I want to share with you this Father’s Day something I wrote a few years ago just before Memorial Day, which is also when I am writing this column. It is memories of my own dad.
“It’s Saturday of Memorial Day Weekend. Our family is together for one of the few times we have left before our kids start going their different ways pursuing their life’s callings. I woke up this morning with an intense sadness. I miss my Dad … . I miss him being a part of my life. You know it’s funny, I can never remember the date when my dad died. I can’t remember the month, or the day of the week or even the year. But I remember being there when he spoke his last words to me. I knew he had been sick and had suffered a stroke. I knew I needed to go see him, but leaving Alaska was such that I had to decide what was to be the right time. I wanted to spend time with him as I didn’t know where all this was going to lead. Then I heard he had another stroke. I felt I needed to go. But with only so much time and money, I wanted to make it count. Then he had another stroke and I immediately got on a plane and went to be with him and my family.
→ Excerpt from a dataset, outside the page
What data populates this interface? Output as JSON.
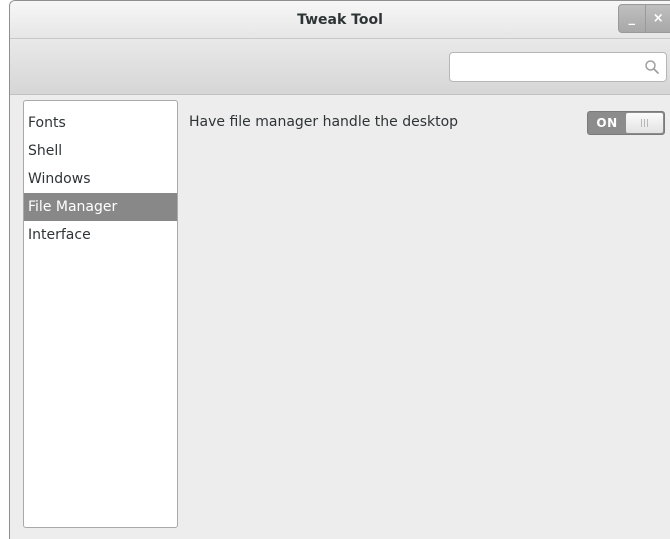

I arrived and the first evening I was with him, I told him “I love you, Dad.” He said, “I love you too.” Then he went to sleep and stayed sleeping until he passed away a few days later.
I miss talking to him and telling him what we’ve been up to. I miss his simple look at life. I miss his laugh, especially when it was over something he thought was funny. Mom would give him her “mom scowl” of disapproval, then turn away in exasperation hiding her own smile that she couldn’t help come across her own face.
Maybe I miss dad more today because it’s Memorial Day Weekend and you remember those who have passed on. Maybe it’s because I enjoyed going camping with dad and watching him so enjoy sitting around a roaring campfire, warming up to its radiating warmth. That brings a flood of memories back to me.”
When dad wasn’t working extra jobs or long hours he was often helping out a neighbor or someone from church.
I don’t know how often, but I know it was often that he was out helping someone clear some ground, cutting down a tree or helping a widow lady with some heavy work or fixing a car. He was always willing to make someone’s life a little easier. Every summer while my grandparents had their farm, dad was out there helping get in their hay. Of all the time I spent with my dad, probably the majority of it was spending it working with him doing one task or another.
I learned some great lessons from dad. Commitment to the Lord was not an option. Through thick or thin, walking with the Lord was most important. We went to church whenever the doors were open. Church was a big part of our life.
Hard work didn’t hurt anyone, well most of the time. But you work hard and give your best at whatever you are supposed to be doing. Whether you are getting paid or not, do your best and do a good job. Make do for yourself and don’t expect others to do for you. People got their own worries and responsibilities without having to worry about you or be responsible for you. If you need something, work for it. If you need extra, work extra for it. Make sure you uphold your end of the bargain and fulfill your responsibilities to your family, to your church, to your employer; to your community, to whoever. Whenever you do need help, make sure you show great appreciation.
Regrets! I certainly regret not spending more time with Dad. He was a really good person. He loved the Lord. He served God faithfully for many years. He worked hard all his life to provide for us. But, still, I wished I could have spent more time with him.
Young or old, still living or not, perfect or not, I honor my dad.
I hope you can, too. Happy Father’s Day!
• Dan Wiese is pastor of the Church of the Nazarene. “Living Growing” is a weekly column written by different authors and submitted by local clergy and spiritual leaders.